> [WORK TO BE COMPLETED] The answer must be every line of the records in which the string "label" appears.

> [DATA FOR ANALYSIS]
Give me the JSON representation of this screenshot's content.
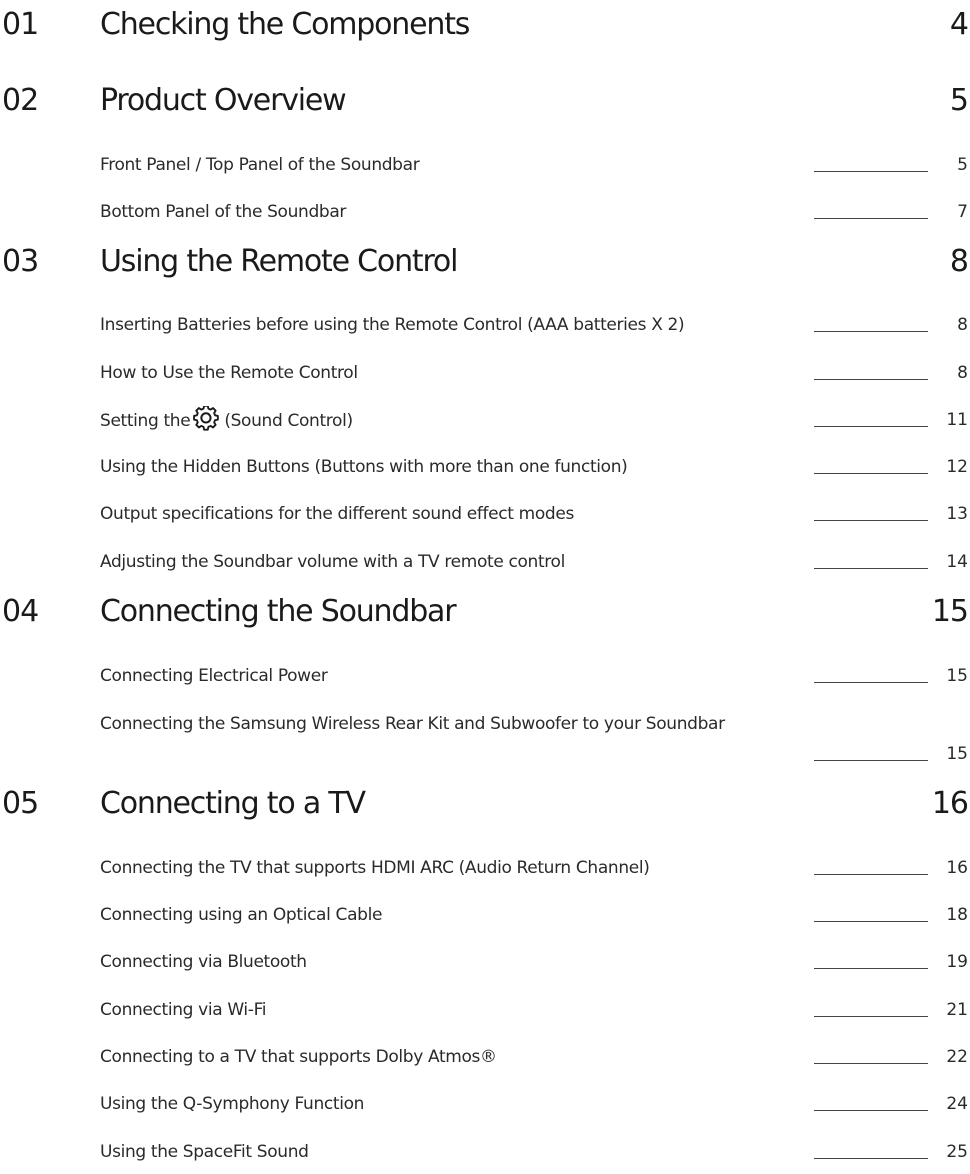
{
  "toc": {
    "chapters": [
      {
        "number": "01",
        "title": "Checking the Components",
        "page": "4",
        "entries": []
      },
      {
        "number": "02",
        "title": "Product Overview",
        "page": "5",
        "entries": [
          {
            "title": "Front Panel / Top Panel of the Soundbar",
            "page": "5"
          },
          {
            "title": "Bottom Panel of the Soundbar",
            "page": "7"
          }
        ]
      },
      {
        "number": "03",
        "title": "Using the Remote Control",
        "page": "8",
        "entries": [
          {
            "title": "Inserting Batteries before using the Remote Control (AAA batteries X 2)",
            "page": "8"
          },
          {
            "title": "How to Use the Remote Control",
            "page": "8"
          },
          {
            "title_prefix": "Setting the",
            "icon": "gear-icon",
            "title_suffix": "(Sound Control)",
            "page": "11"
          },
          {
            "title": "Using the Hidden Buttons (Buttons with more than one function)",
            "page": "12"
          },
          {
            "title": "Output specifications for the different sound effect modes",
            "page": "13"
          },
          {
            "title": "Adjusting the Soundbar volume with a TV remote control",
            "page": "14"
          }
        ]
      },
      {
        "number": "04",
        "title": "Connecting the Soundbar",
        "page": "15",
        "entries": [
          {
            "title": "Connecting Electrical Power",
            "page": "15"
          },
          {
            "title": "Connecting the Samsung Wireless Rear Kit and Subwoofer to your Soundbar",
            "page": "15"
          }
        ]
      },
      {
        "number": "05",
        "title": "Connecting to a TV",
        "page": "16",
        "entries": [
          {
            "title": "Connecting the TV that supports HDMI ARC (Audio Return Channel)",
            "page": "16"
          },
          {
            "title": "Connecting using an Optical Cable",
            "page": "18"
          },
          {
            "title": "Connecting via Bluetooth",
            "page": "19"
          },
          {
            "title": "Connecting via Wi-Fi",
            "page": "21"
          },
          {
            "title": "Connecting to a TV that supports Dolby Atmos®",
            "page": "22"
          },
          {
            "title": "Using the Q-Symphony Function",
            "page": "24"
          },
          {
            "title": "Using the SpaceFit Sound",
            "page": "25"
          }
        ]
      }
    ]
  }
}
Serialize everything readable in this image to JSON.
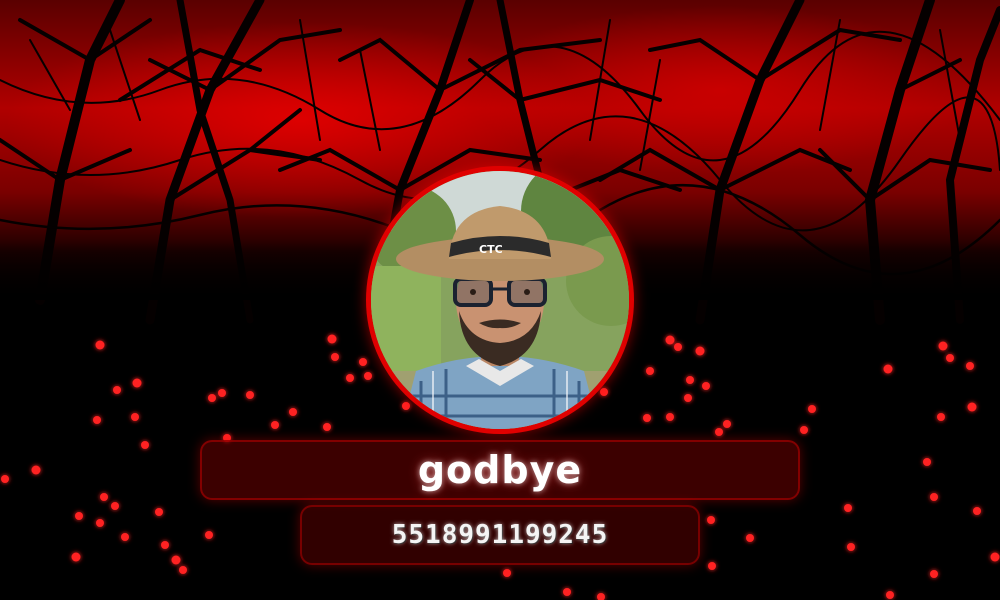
{
  "profile": {
    "name": "godbye",
    "phone": "5518991199245",
    "avatar_hat_text": "CTC"
  },
  "theme": {
    "accent": "#e00000",
    "particle": "#ff2020",
    "background": "#000000",
    "text": "#ffffff"
  },
  "icons": {
    "avatar": "profile-photo"
  }
}
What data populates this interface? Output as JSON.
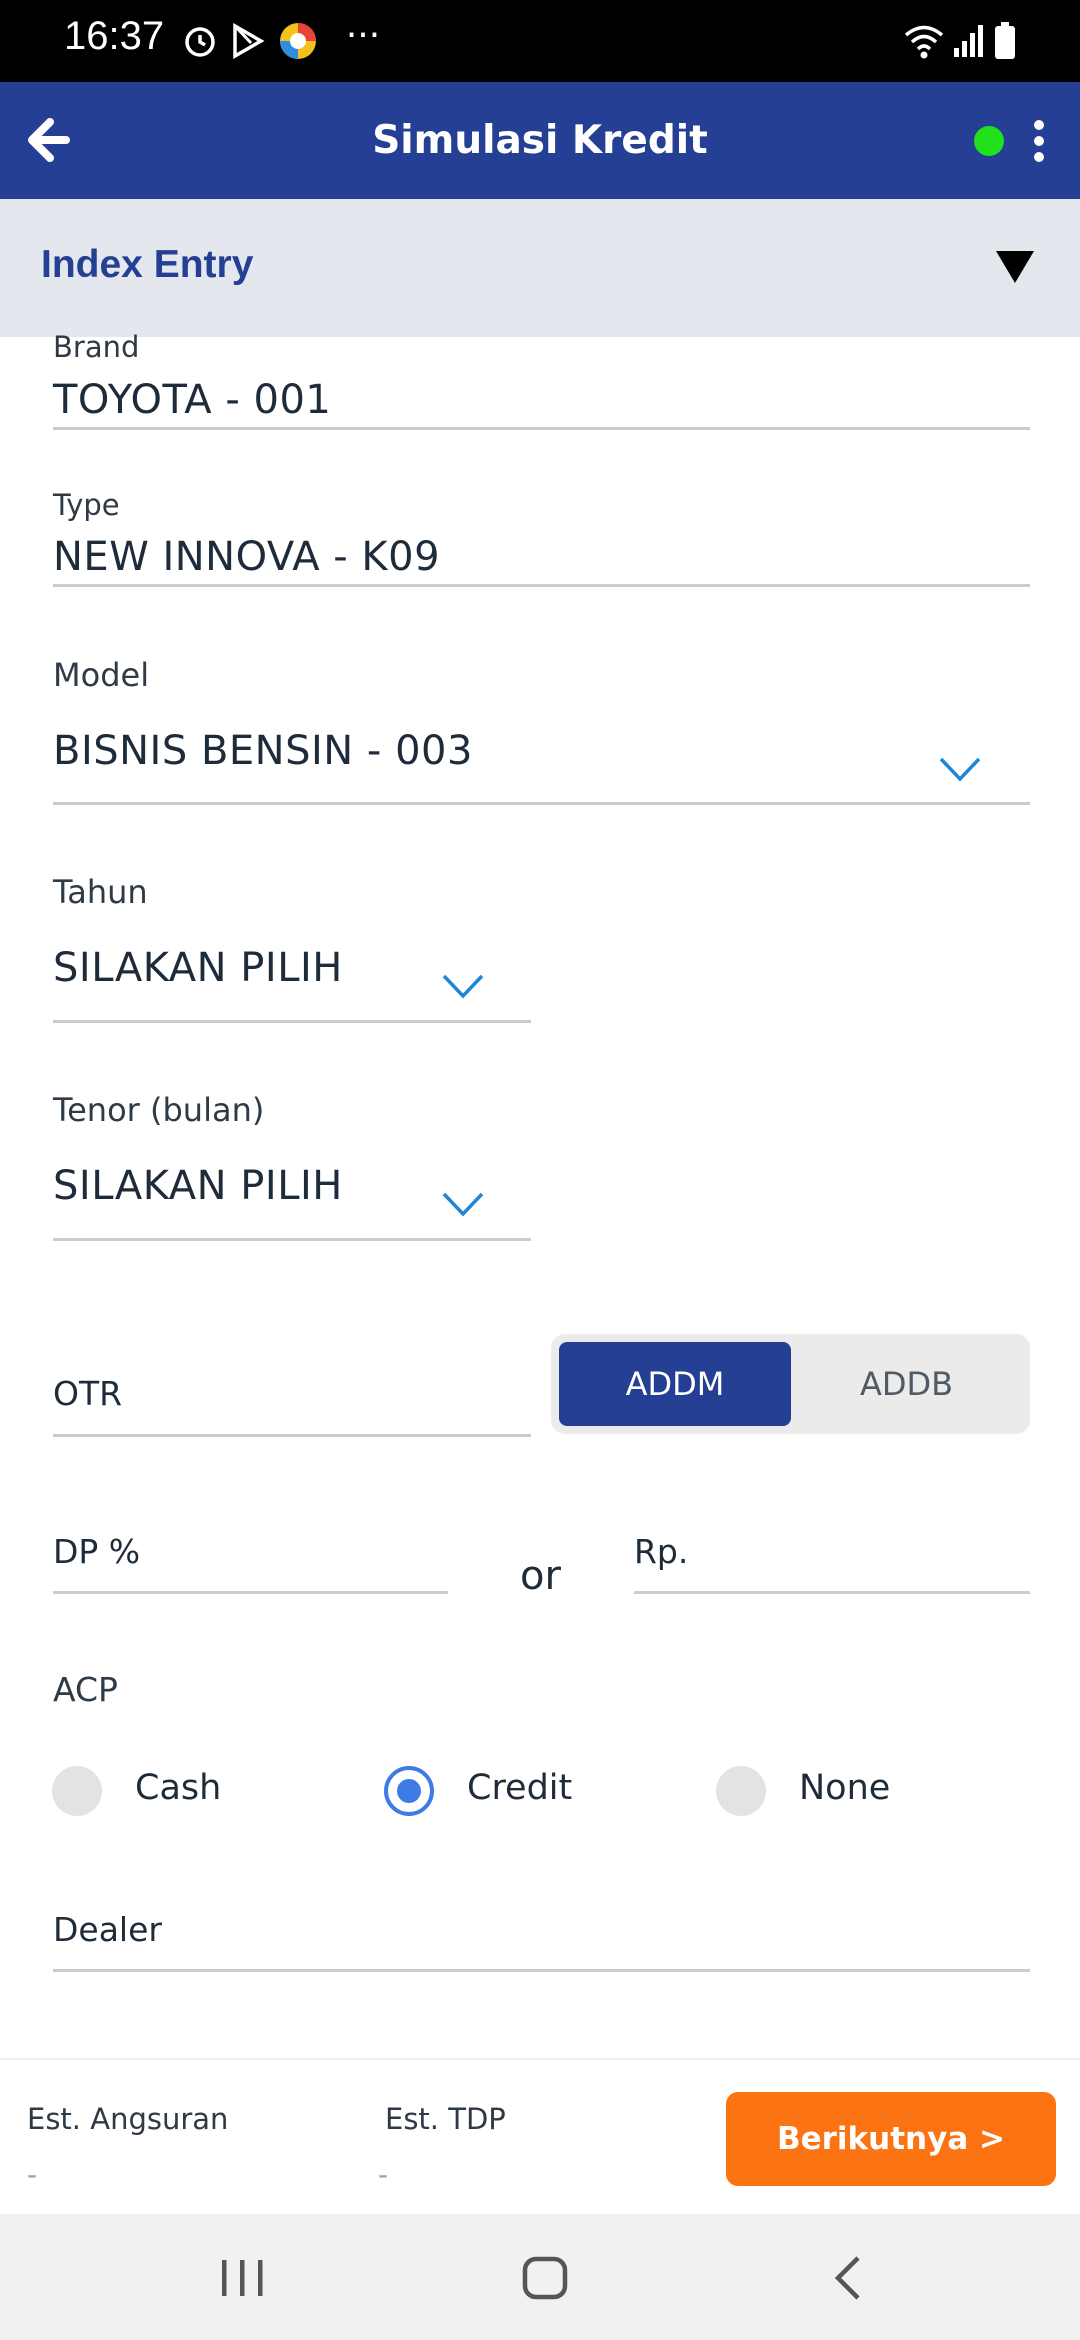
{
  "status_bar": {
    "time": "16:37",
    "more": "···"
  },
  "app_bar": {
    "title": "Simulasi Kredit",
    "status_color": "#22e01a"
  },
  "section": {
    "title": "Index Entry"
  },
  "form": {
    "brand": {
      "label": "Brand",
      "value": "TOYOTA - 001"
    },
    "type": {
      "label": "Type",
      "value": "NEW INNOVA - K09"
    },
    "model": {
      "label": "Model",
      "value": "BISNIS BENSIN - 003"
    },
    "tahun": {
      "label": "Tahun",
      "value": "SILAKAN PILIH"
    },
    "tenor": {
      "label": "Tenor (bulan)",
      "value": "SILAKAN PILIH"
    },
    "otr": {
      "label": "OTR"
    },
    "toggle": {
      "options": [
        "ADDM",
        "ADDB"
      ],
      "selected": "ADDM"
    },
    "dp_percent": {
      "label": "DP %"
    },
    "or_text": "or",
    "dp_rp": {
      "label": "Rp."
    },
    "acp": {
      "label": "ACP",
      "options": [
        "Cash",
        "Credit",
        "None"
      ],
      "selected": "Credit"
    },
    "dealer": {
      "label": "Dealer"
    }
  },
  "summary": {
    "est_angsuran": {
      "label": "Est. Angsuran",
      "value": "-"
    },
    "est_tdp": {
      "label": "Est. TDP",
      "value": "-"
    },
    "next_button": "Berikutnya >"
  },
  "colors": {
    "primary": "#243f93",
    "accent": "#fb7312",
    "radio": "#3f7ae6",
    "chevron": "#1f86d6"
  }
}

> [RESULT]
      "label": "Brand",
      "label": "Type",
      "label": "Model",
      "label": "Tahun",
      "label": "Tenor (bulan)",
      "label": "OTR"
      "label": "DP %"
      "label": "Rp."
      "label": "ACP",
      "label": "Dealer"
      "label": "Est. Angsuran",
      "label": "Est. TDP",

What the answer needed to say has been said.